example, involve the fire department in your fire drill. Involve as
many other agencies and churches as possible.
- Most pastors resist having a fire drill, but the ones who
reluctantly do it are really glad they did, and start doing them
annually. They uncover all sorts of unexpected problems.
- Most organizations
wait for the toilet paper to run out before buying more. Never do
Buy in bulk, and it is time to buy again when you are down to a three
- Create a food bank. There is always someone out of work and
food even in the best of times. The food bank is priceless in the
of times. Keep a few can openers that don't need electricity.
- Keep a box of respirators. A respirator is a dust mask with two
strings. They are good to have for repairs and great to have when
things go wrong.
- Keep some sturdy gloves for when work needs to be done.
- Designate a person to collect and sort unsolicited donations of
stuff (the Donations Coordinator),
a predetermined room for the donations. Without a coordinator, you

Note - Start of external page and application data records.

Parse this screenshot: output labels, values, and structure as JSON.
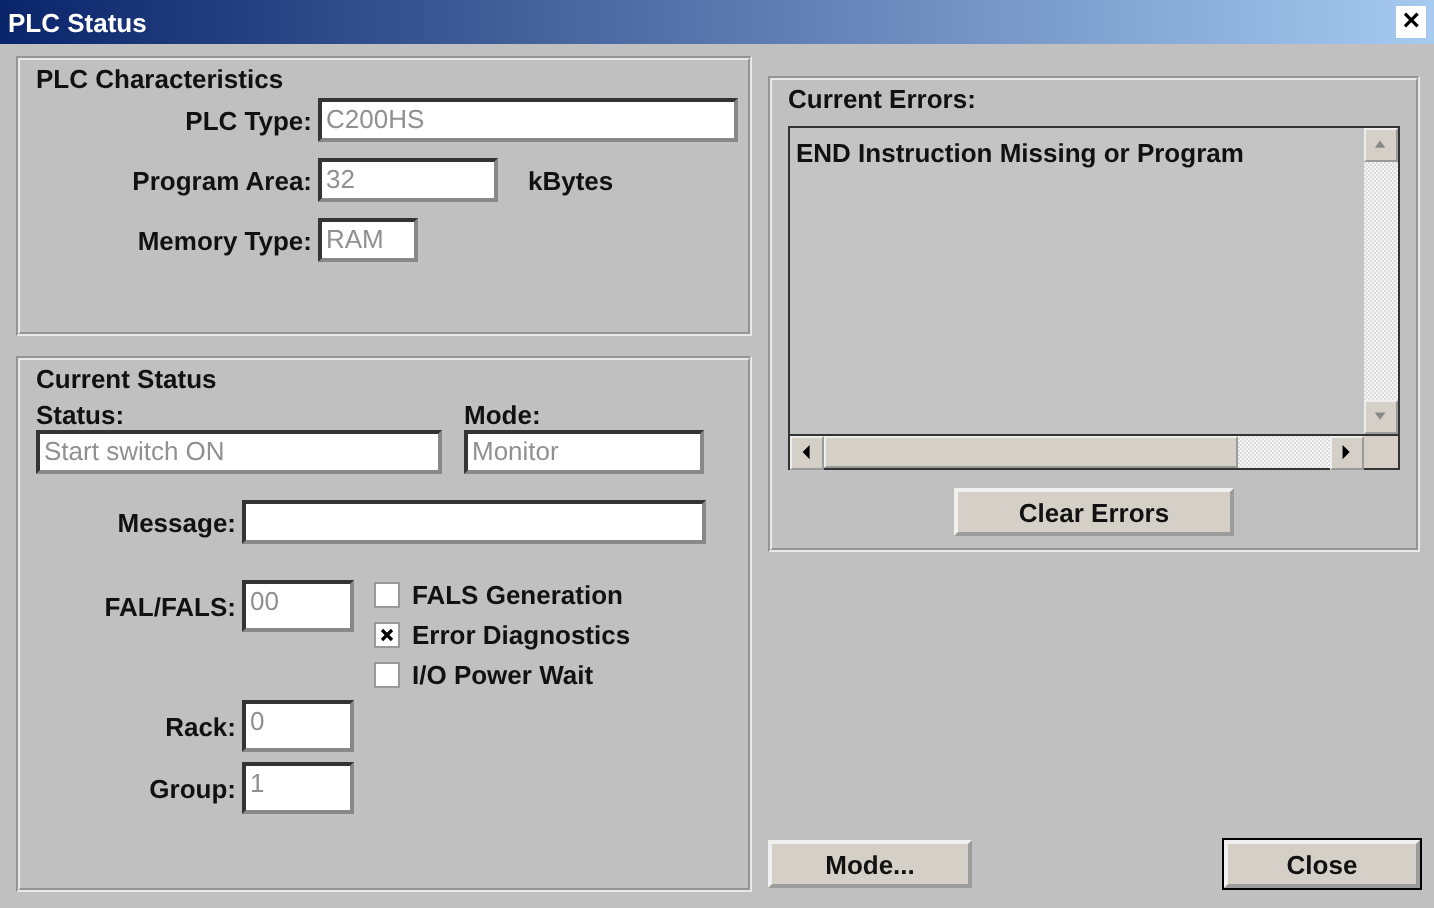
{
  "window": {
    "title": "PLC Status",
    "close": "×"
  },
  "plc_characteristics": {
    "title": "PLC Characteristics",
    "fields": [
      {
        "label": "PLC Type:",
        "value": "C200HS"
      },
      {
        "label": "Program Area:",
        "value": "32",
        "unit": "kBytes"
      },
      {
        "label": "Memory Type:",
        "value": "RAM"
      }
    ]
  },
  "current_status": {
    "title": "Current Status",
    "status": {
      "label": "Status:",
      "value": "Start switch ON"
    },
    "mode": {
      "label": "Mode:",
      "value": "Monitor"
    },
    "message": {
      "label": "Message:"
    },
    "fal_fals": {
      "label": "FAL/FALS:",
      "value": "00"
    },
    "checkboxes": [
      {
        "label": "FALS Generation",
        "checked": false
      },
      {
        "label": "Error Diagnostics",
        "checked": true
      },
      {
        "label": "I/O Power Wait",
        "checked": false
      }
    ],
    "rack": {
      "label": "Rack:",
      "value": "0"
    },
    "group": {
      "label": "Group:",
      "value": "1"
    }
  },
  "current_errors": {
    "title": "Current Errors:",
    "items": [
      "END Instruction Missing or Program"
    ],
    "button": "Clear Errors"
  },
  "buttons": [
    {
      "label": "Mode...",
      "default": false
    },
    {
      "label": "Close",
      "default": true
    }
  ]
}
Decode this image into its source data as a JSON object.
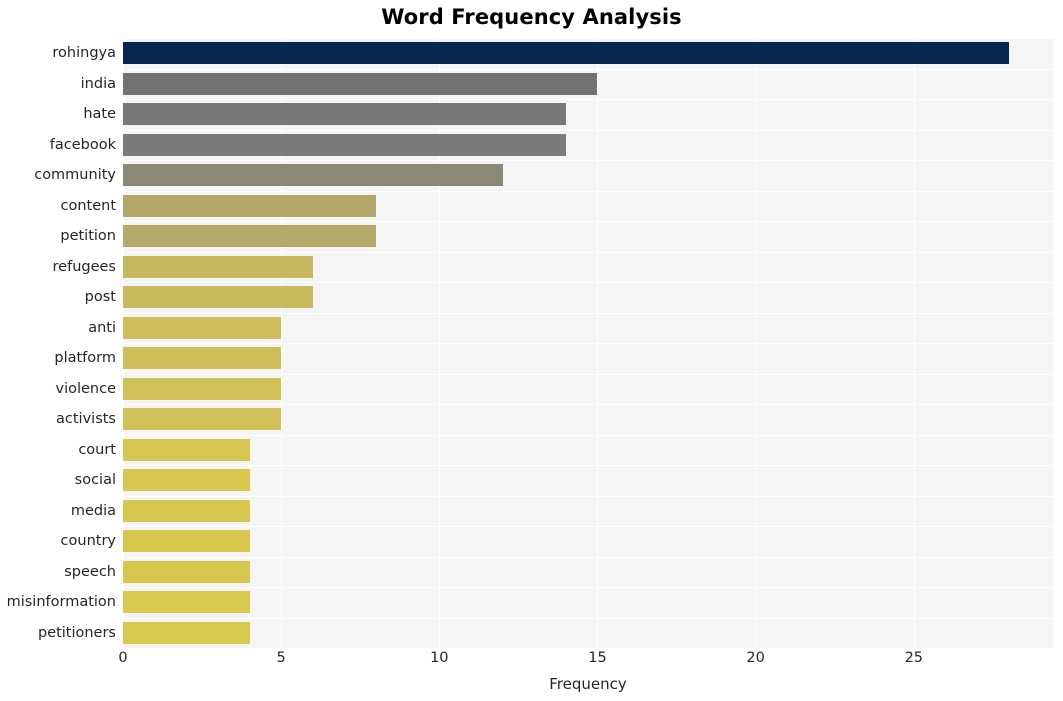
{
  "chart_data": {
    "type": "bar",
    "orientation": "horizontal",
    "title": "Word Frequency Analysis",
    "xlabel": "Frequency",
    "ylabel": "",
    "xlim": [
      0,
      29.4
    ],
    "ylim": null,
    "grid": true,
    "legend": null,
    "xticks": [
      "0",
      "5",
      "10",
      "15",
      "20",
      "25"
    ],
    "xtick_values": [
      0,
      5,
      10,
      15,
      20,
      25
    ],
    "categories": [
      "rohingya",
      "india",
      "hate",
      "facebook",
      "community",
      "content",
      "petition",
      "refugees",
      "post",
      "anti",
      "platform",
      "violence",
      "activists",
      "court",
      "social",
      "media",
      "country",
      "speech",
      "misinformation",
      "petitioners"
    ],
    "values": [
      28,
      15,
      14,
      14,
      12,
      8,
      8,
      6,
      6,
      5,
      5,
      5,
      5,
      4,
      4,
      4,
      4,
      4,
      4,
      4
    ],
    "bar_colors": [
      "#052750",
      "#727272",
      "#787878",
      "#7b7b7b",
      "#8b8877",
      "#b2a869",
      "#b3a968",
      "#c6b85e",
      "#c7b95d",
      "#cdbe59",
      "#cdbe59",
      "#cfc057",
      "#cfc057",
      "#d6c551",
      "#d7c650",
      "#d7c650",
      "#d8c74f",
      "#d8c74f",
      "#d9c84e",
      "#d9c84e"
    ],
    "plot_background": "#f5f5f5",
    "grid_color": "#ffffff",
    "figure_background": "#ffffff"
  }
}
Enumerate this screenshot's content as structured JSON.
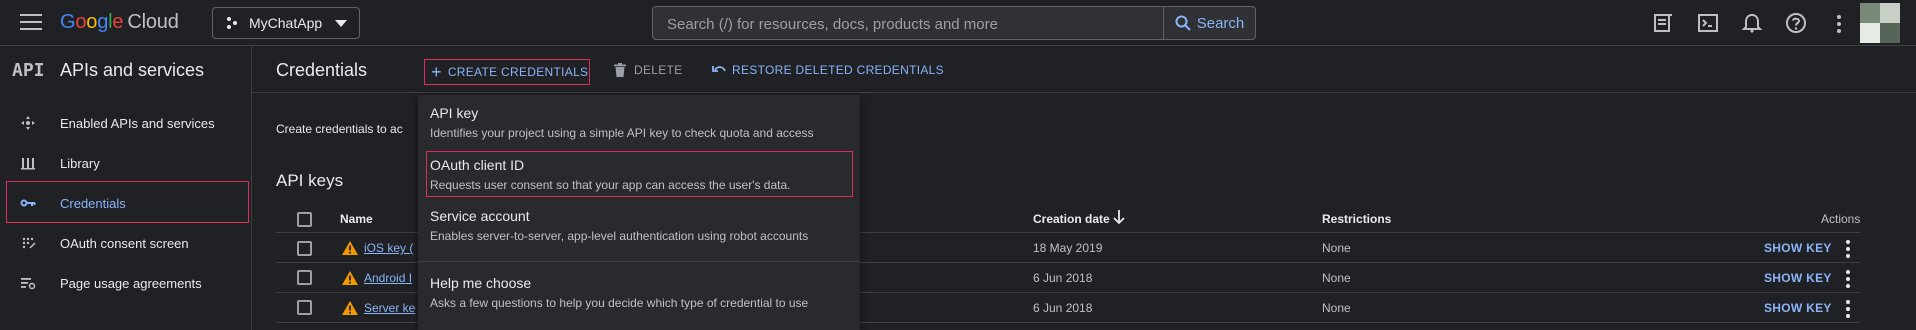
{
  "topbar": {
    "logo_google": [
      "G",
      "o",
      "o",
      "g",
      "l",
      "e"
    ],
    "logo_cloud": "Cloud",
    "project_name": "MyChatApp",
    "search_placeholder": "Search (/) for resources, docs, products and more",
    "search_button": "Search",
    "icons": [
      "notes-icon",
      "cloud-shell-icon",
      "bell-icon",
      "help-icon",
      "more-vert-icon"
    ]
  },
  "sidebar": {
    "logo": "API",
    "title": "APIs and services",
    "items": [
      {
        "label": "Enabled APIs and services",
        "icon": "move-icon"
      },
      {
        "label": "Library",
        "icon": "library-icon"
      },
      {
        "label": "Credentials",
        "icon": "key-icon",
        "active": true
      },
      {
        "label": "OAuth consent screen",
        "icon": "consent-icon"
      },
      {
        "label": "Page usage agreements",
        "icon": "agreements-icon"
      }
    ]
  },
  "main": {
    "title": "Credentials",
    "create_label": "CREATE CREDENTIALS",
    "delete_label": "DELETE",
    "restore_label": "RESTORE DELETED CREDENTIALS",
    "info_text": "Create credentials to ac",
    "section_title": "API keys",
    "columns": {
      "name": "Name",
      "creation_date": "Creation date",
      "restrictions": "Restrictions",
      "actions": "Actions"
    },
    "rows": [
      {
        "name": "iOS key (",
        "date": "18 May 2019",
        "restrictions": "None",
        "action": "SHOW KEY"
      },
      {
        "name": "Android I",
        "date": "6 Jun 2018",
        "restrictions": "None",
        "action": "SHOW KEY"
      },
      {
        "name": "Server ke",
        "date": "6 Jun 2018",
        "restrictions": "None",
        "action": "SHOW KEY"
      }
    ]
  },
  "menu": {
    "items": [
      {
        "title": "API key",
        "desc": "Identifies your project using a simple API key to check quota and access"
      },
      {
        "title": "OAuth client ID",
        "desc": "Requests user consent so that your app can access the user's data."
      },
      {
        "title": "Service account",
        "desc": "Enables server-to-server, app-level authentication using robot accounts"
      },
      {
        "title": "Help me choose",
        "desc": "Asks a few questions to help you decide which type of credential to use"
      }
    ]
  },
  "colors": {
    "accent": "#8ab4f8",
    "highlight": "#d93054",
    "warning": "#f29900"
  }
}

won't get what
you need until after its over. Some donations of cash or stuff have
strings attached: they can only be used for certain things. The
donations coordinator needs to make sure the donations are not misused
(the consequences include lawsuits, criminal charges, and being
in the press). Some churches chose to refuse unsolicited stuff or
donations with strings attached, the coordinator diplomatically turns
them away and accepts what can be accepted.
- Designate a person to manage spontaneous volunteers, the Volunteer
you aren't prepared for them, managing these
people will take up most of the pastor's time. The coordinator must
know what needs to be done and where everything is. If you take
spontaneous volunteers, know that your church will be held accountable
for their injuries and misdeeds. Weirdoes show up, and so do good
with valuable skills you need. The volunteer coordinator needs to
screen out certain people (if policy says so, this includes all
- After a disaster, people are desperate to contact friends and
relatives. They also want all the local news they can get. Designate a
Communications & Media
to manage your comm & media resources. The coordinator needs to
make sure any pictures used or released don't show faces of anyone who
hasn't given consent (preferably written). Some people get weird and
sue over this (they lose, but you will spend a lot of money).
Keep a box of
essential supplies for just in case. They are helpful for normal
operations, too. And you can never tell if or why some church members
will be unable to go into their home for a few days.
The most important decision is where to store it. You want it to be
available in times of need, but not so available it is found to be
- A first aid kit
- Some shoelaces
- A bag of socks
- Feminine supplies
- Baby supplies
- A sewing kit
- Safety pins
- Some disposable rain ponchos
- A few blankets
- Plenty of liquid soap
- Some towels and washcloths
- Disposable razors
- A jug of unscented bleach
- Post-its and pencil stubs
- Paper clips
- Stuff to make signs
- Simple tools and supplies to repair a building
appropriate for some churches)
- Set up a kitchen.
These are also handy for church functions.
- Keep a generator that can run some lights, a computer, the
refrigerator, the copier or printer, and a few other essential
machines. Get a generator a little bigger than what you think you
it's worth the money.
- Have a well or a way to purify water when the water
is out. If the water is out, the gas and electricity may be too.
- Partner with the city/county OES (Office of Emergency Services)
Cross to use the building as a shelter.
- Add some plumbing so a shower-head can be screwed in somewhere on
notice. Never underestimate how important an emergency shower is.
- After a disaster, everyone affected should register with FEMA
before the deadline.
If a problem arises later, people who didn't register aren't eligible
for help. Examples include black mold that takes hold of a house in
summer following the disaster, or damage that isn't discovered
- The city & county Office of Emergency Services (OES) and the
Red Cross would love to partner with your church before disaster
strikes. There are many ways you can help each other.
- Team Rubicon (http://teamrubiconusa.org/)
shows up quickly when disaster strikes, and can send a work crew to
help your church.